This week on Hide and Create, Diana Rowland, Jordan Ellinger, Moses Siregar and Joshua Essoe appropriately talk about writing downer endings on this, Diana’s last episode.
It’s controversial. While it’s true that life is just as much about sadness, pain, and the loss of hope as it is about wonder, beauty, and happiness, a lot of people don’t like down endings. Writing one is a risk. You risk upsetting your reader and turning them away from you and your work. Who likes feeling bad — even if that kind of ending is appropriate to your story?
Sad stories don’t have to be depressing stories, though. The most powerful ones can be devastating, but they leave you with a ray of hope. I think that is the truest power of a sad story — great hope, enlightenment, and a change or broadening of viewpoint.
As readers, we remember whatever stories evoke the most powerful emotional responses the best. As long as those responses aren’t disgust at how awful the book is! That’s not what you want to be remembered for.
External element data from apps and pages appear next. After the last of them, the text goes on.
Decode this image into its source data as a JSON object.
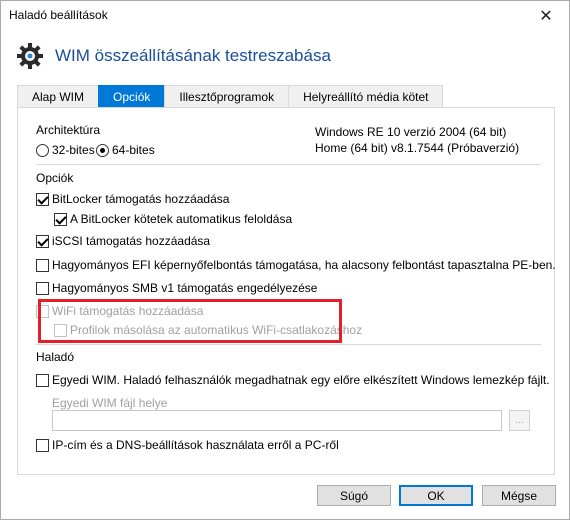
{
  "window": {
    "title": "Haladó beállítások",
    "close_glyph": "✕"
  },
  "header": {
    "title": "WIM összeállításának testreszabása",
    "icon": "gear-icon"
  },
  "tabs": [
    {
      "label": "Alap WIM"
    },
    {
      "label": "Opciók"
    },
    {
      "label": "Illesztőprogramok"
    },
    {
      "label": "Helyreállító média kötet"
    }
  ],
  "architecture": {
    "label": "Architektúra",
    "option_32": "32-bites",
    "option_64": "64-bites",
    "info_line1": "Windows RE 10 verzió 2004 (64 bit)",
    "info_line2": "Home (64 bit) v8.1.7544 (Próbaverzió)"
  },
  "options": {
    "label": "Opciók",
    "bitlocker": "BitLocker támogatás hozzáadása",
    "bitlocker_unlock": "A BitLocker kötetek automatikus feloldása",
    "iscsi": "iSCSI támogatás hozzáadása",
    "efi": "Hagyományos EFI képernyőfelbontás támogatása, ha alacsony felbontást tapasztalna PE-ben.",
    "smb": "Hagyományos SMB v1 támogatás engedélyezése",
    "wifi": "WiFi támogatás hozzáadása",
    "wifi_profiles": "Profilok másolása az automatikus WiFi-csatlakozáshoz"
  },
  "advanced": {
    "label": "Haladó",
    "custom_wim": "Egyedi WIM. Haladó felhasználók megadhatnak egy előre elkészített Windows lemezkép fájlt.",
    "custom_wim_path_label": "Egyedi WIM fájl helye",
    "custom_wim_path_value": "",
    "browse": "...",
    "ip_dns": "IP-cím és a DNS-beállítások használata erről a PC-ről"
  },
  "buttons": {
    "help": "Súgó",
    "ok": "OK",
    "cancel": "Mégse"
  },
  "colors": {
    "accent": "#0078d7",
    "title_blue": "#1a4e9c",
    "highlight": "#e2202a"
  }
}
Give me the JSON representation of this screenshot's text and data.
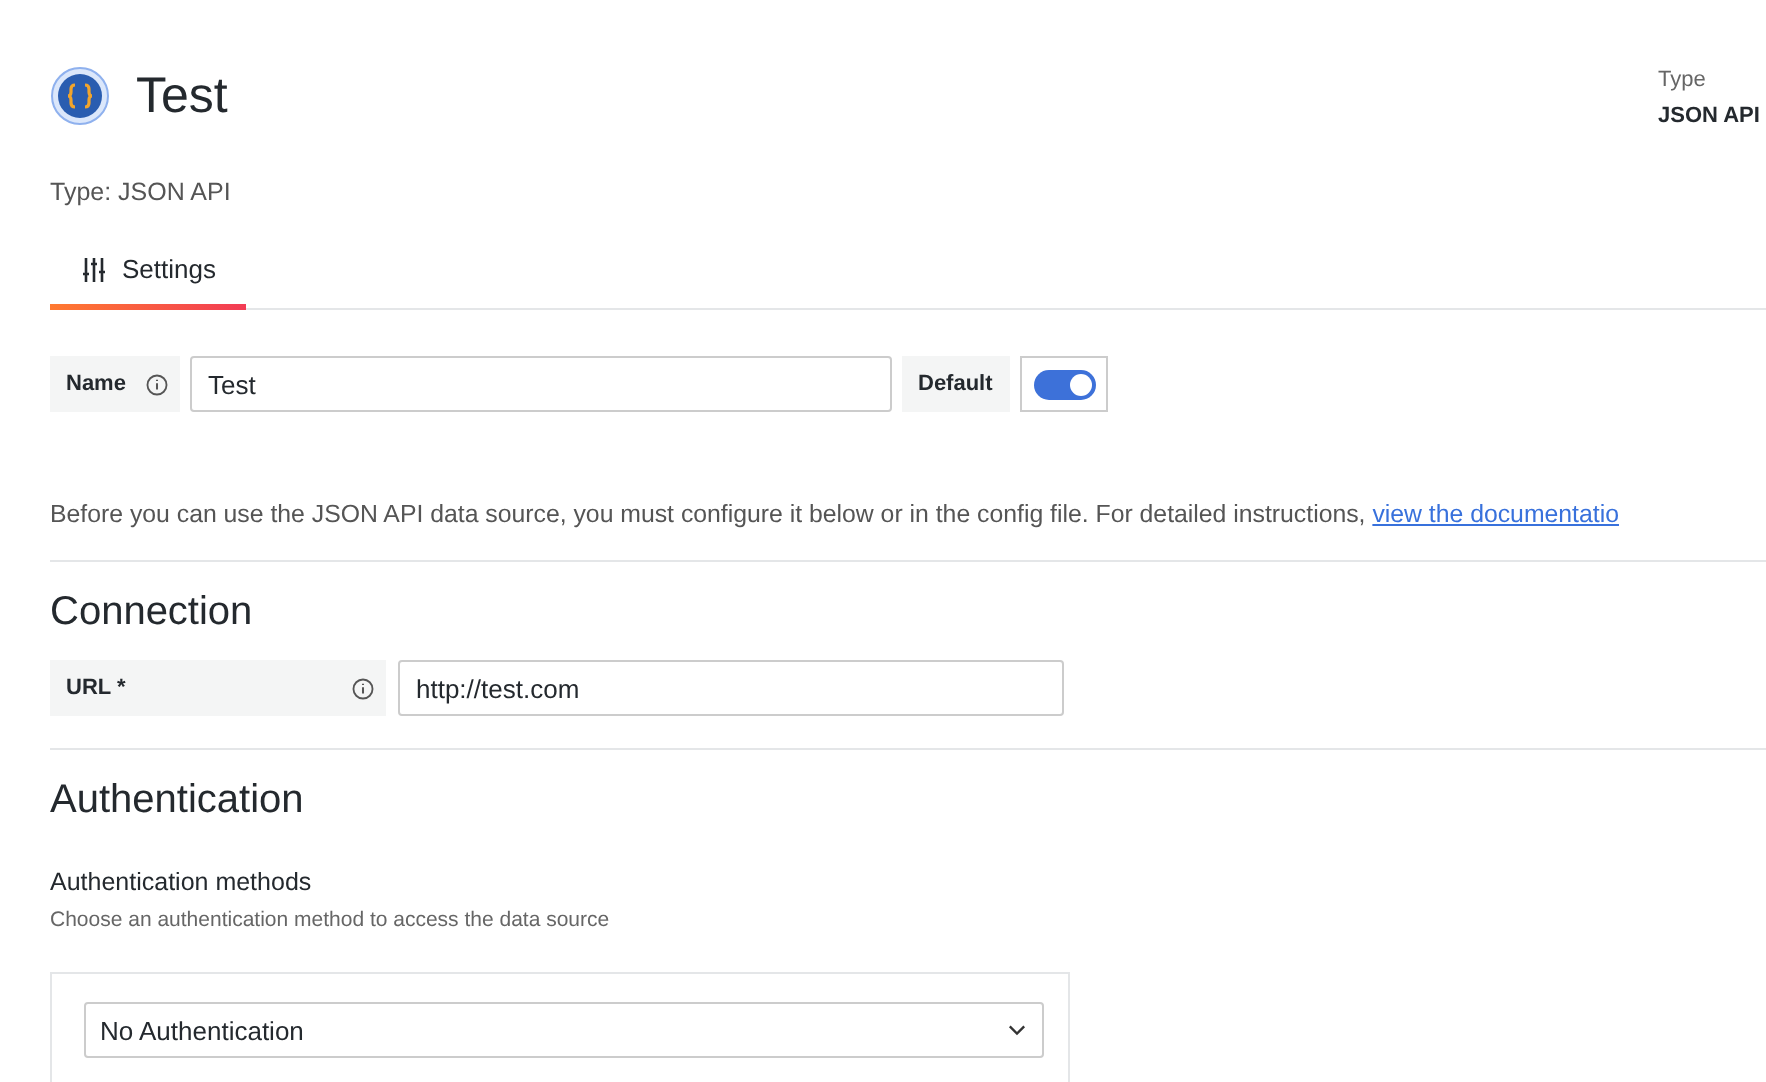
{
  "header": {
    "title": "Test",
    "type_label": "Type",
    "type_value": "JSON API",
    "subtitle": "Type: JSON API"
  },
  "tabs": [
    {
      "label": "Settings",
      "selected": true
    }
  ],
  "name_row": {
    "label": "Name",
    "value": "Test",
    "default_label": "Default",
    "default_on": true
  },
  "intro": {
    "text": "Before you can use the JSON API data source, you must configure it below or in the config file. For detailed instructions, ",
    "link": "view the documentatio"
  },
  "connection": {
    "heading": "Connection",
    "url_label": "URL *",
    "url_value": "http://test.com"
  },
  "authentication": {
    "heading": "Authentication",
    "methods_label": "Authentication methods",
    "methods_description": "Choose an authentication method to access the data source",
    "method": "No Authentication"
  }
}
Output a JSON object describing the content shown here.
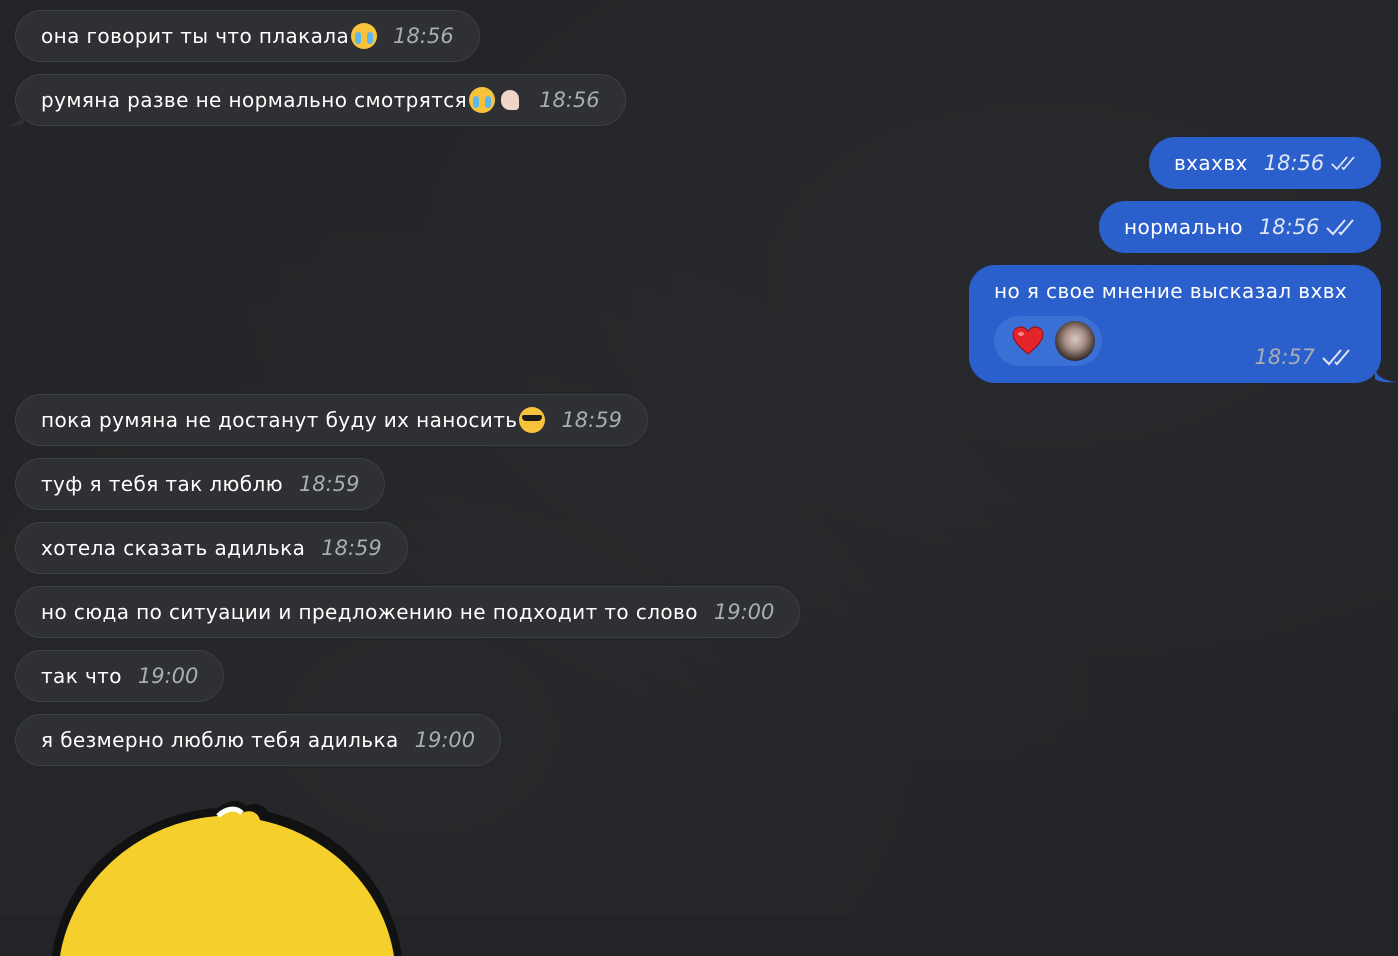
{
  "incoming": [
    {
      "text": "она говорит ты что плакала",
      "emoji": [
        "loudly-crying-face"
      ],
      "time": "18:56"
    },
    {
      "text": "румяна разве не нормально смотрятся",
      "emoji": [
        "loudly-crying-face",
        "ok-hand"
      ],
      "time": "18:56"
    },
    {
      "text": "пока румяна не достанут буду их наносить",
      "emoji": [
        "smiling-face-with-sunglasses"
      ],
      "time": "18:59"
    },
    {
      "text": "туф я тебя так люблю",
      "time": "18:59"
    },
    {
      "text": "хотела сказать адилька",
      "time": "18:59"
    },
    {
      "text": "но сюда по ситуации и предложению не подходит то слово",
      "time": "19:00"
    },
    {
      "text": "так что",
      "time": "19:00"
    },
    {
      "text": "я безмерно люблю тебя адилька",
      "time": "19:00"
    }
  ],
  "outgoing": [
    {
      "text": "вхахвх",
      "time": "18:56",
      "status": "read"
    },
    {
      "text": "нормально",
      "time": "18:56",
      "status": "read"
    },
    {
      "text": "но я свое мнение высказал вхвх",
      "time": "18:57",
      "status": "read",
      "reaction": "red-heart"
    }
  ],
  "colors": {
    "background": "#222427",
    "incoming_bubble": "#2e3033",
    "outgoing_bubble": "#2b5fcc",
    "sticker": "#f5cf2b"
  }
}
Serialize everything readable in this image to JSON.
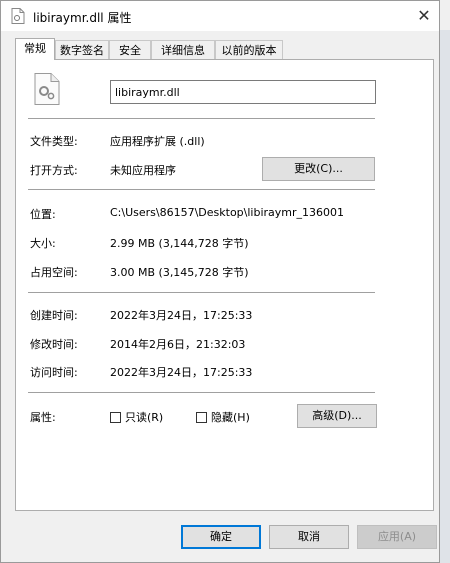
{
  "window": {
    "title": "libiraymr.dll 属性",
    "close_glyph": "✕"
  },
  "tabs": [
    {
      "label": "常规"
    },
    {
      "label": "数字签名"
    },
    {
      "label": "安全"
    },
    {
      "label": "详细信息"
    },
    {
      "label": "以前的版本"
    }
  ],
  "general": {
    "file_name": "libiraymr.dll",
    "file_type": {
      "label": "文件类型:",
      "value": "应用程序扩展 (.dll)"
    },
    "opens_with": {
      "label": "打开方式:",
      "value": "未知应用程序",
      "button": "更改(C)..."
    },
    "location": {
      "label": "位置:",
      "value": "C:\\Users\\86157\\Desktop\\libiraymr_136001"
    },
    "size": {
      "label": "大小:",
      "value": "2.99 MB (3,144,728 字节)"
    },
    "size_on_disk": {
      "label": "占用空间:",
      "value": "3.00 MB (3,145,728 字节)"
    },
    "created": {
      "label": "创建时间:",
      "value": "2022年3月24日，17:25:33"
    },
    "modified": {
      "label": "修改时间:",
      "value": "2014年2月6日，21:32:03"
    },
    "accessed": {
      "label": "访问时间:",
      "value": "2022年3月24日，17:25:33"
    },
    "attributes": {
      "label": "属性:",
      "readonly": "只读(R)",
      "hidden": "隐藏(H)",
      "advanced": "高级(D)..."
    }
  },
  "footer": {
    "ok": "确定",
    "cancel": "取消",
    "apply": "应用(A)"
  }
}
We’d love to hear from our listeners about what you think of down endings. Do you hate them? Do you like them? Why do they work for you? Do you remember the sad stories better, and longer, than the happy ones. . . . let us know in the comments!